Just about halfway between Belfast and Bar Harbor sits Bucksport, a community of 5,000 that welcomed the idea of a large, commercial salmon farm in 2018 after 575 workers had lost their jobs when the local paper mill closed a few years earlier.
Whole Oceans purchased 100 acres at the former mill site to build a $180-million RAS farm. Last December, it added 10 acres in the area of its saltwater intake that would also provide deep water access and a wharf with a warehouse.
In under two years, Whole Oceans secured nine local, state, and federal approvals, getting the greenlight at the end of 2019. By the following spring, the company had brought Michael Thompson on board as senior project coordinator to lead on-site work, including assembling design and construction teams and managing contractors.

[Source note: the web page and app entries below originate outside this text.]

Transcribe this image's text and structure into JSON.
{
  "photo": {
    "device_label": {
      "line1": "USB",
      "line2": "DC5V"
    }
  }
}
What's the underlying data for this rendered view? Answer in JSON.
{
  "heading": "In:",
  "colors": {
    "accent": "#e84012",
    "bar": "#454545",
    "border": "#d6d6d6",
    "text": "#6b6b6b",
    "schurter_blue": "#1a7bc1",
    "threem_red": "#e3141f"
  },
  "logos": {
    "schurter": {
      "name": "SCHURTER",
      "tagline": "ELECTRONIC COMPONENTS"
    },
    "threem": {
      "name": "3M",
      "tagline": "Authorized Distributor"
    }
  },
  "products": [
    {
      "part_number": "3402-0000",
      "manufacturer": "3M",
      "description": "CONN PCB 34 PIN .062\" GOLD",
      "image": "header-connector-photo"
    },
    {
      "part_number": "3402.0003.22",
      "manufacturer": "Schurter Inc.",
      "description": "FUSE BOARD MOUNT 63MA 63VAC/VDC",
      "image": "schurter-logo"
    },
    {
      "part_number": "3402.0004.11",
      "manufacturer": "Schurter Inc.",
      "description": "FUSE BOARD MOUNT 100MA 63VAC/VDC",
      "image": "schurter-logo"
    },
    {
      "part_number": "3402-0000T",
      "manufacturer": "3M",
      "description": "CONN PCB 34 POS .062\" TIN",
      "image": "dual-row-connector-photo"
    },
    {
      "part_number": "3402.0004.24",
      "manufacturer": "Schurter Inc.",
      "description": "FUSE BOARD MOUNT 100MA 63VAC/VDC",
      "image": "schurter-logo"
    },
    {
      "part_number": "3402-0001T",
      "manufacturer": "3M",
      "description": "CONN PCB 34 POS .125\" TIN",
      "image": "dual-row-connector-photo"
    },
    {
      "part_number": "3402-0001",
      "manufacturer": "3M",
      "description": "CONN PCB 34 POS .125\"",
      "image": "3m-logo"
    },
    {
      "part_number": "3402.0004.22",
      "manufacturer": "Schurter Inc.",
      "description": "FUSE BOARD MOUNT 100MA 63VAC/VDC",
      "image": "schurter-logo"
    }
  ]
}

This year, Whole Oceans thought it might get a helping hand from government when a bill was filed in April on behalf of Governor Mills that would exempt land-based aquaculture facilities from certain state building and energy code requirements, just as agricultural buildings are. “In our world, salmon are livestock,” Thompson told Bar Harbor-based MDIslander.
The Sierra Club of Maine provided testimony against the bill, known as LD 1473, and it died in committee.
Cooke Aquaculture of Atlantic Canada has farmed Atlantic salmon in traditional net pens in three areas of Maine since 2004. Its southern-most cages are around Black Island, close to Bar Harbor.
Last August, Cooke self-reported the mass mortality of over 115,000 Atlantic salmon at two southern sites. It said the deaths were a result of low oxygen levels in the pens. Maine Department of Environmental Protection found no violations. The event was an issue of low oxygen in the pens, which is not a compliance issue, it said.
But the news that Friday morning in August about the die-off inflamed a public already smoldering about aquaculture. It came just in time for Sunday’s “Save the Bay” flotilla about 20 miles north as the seagull flies.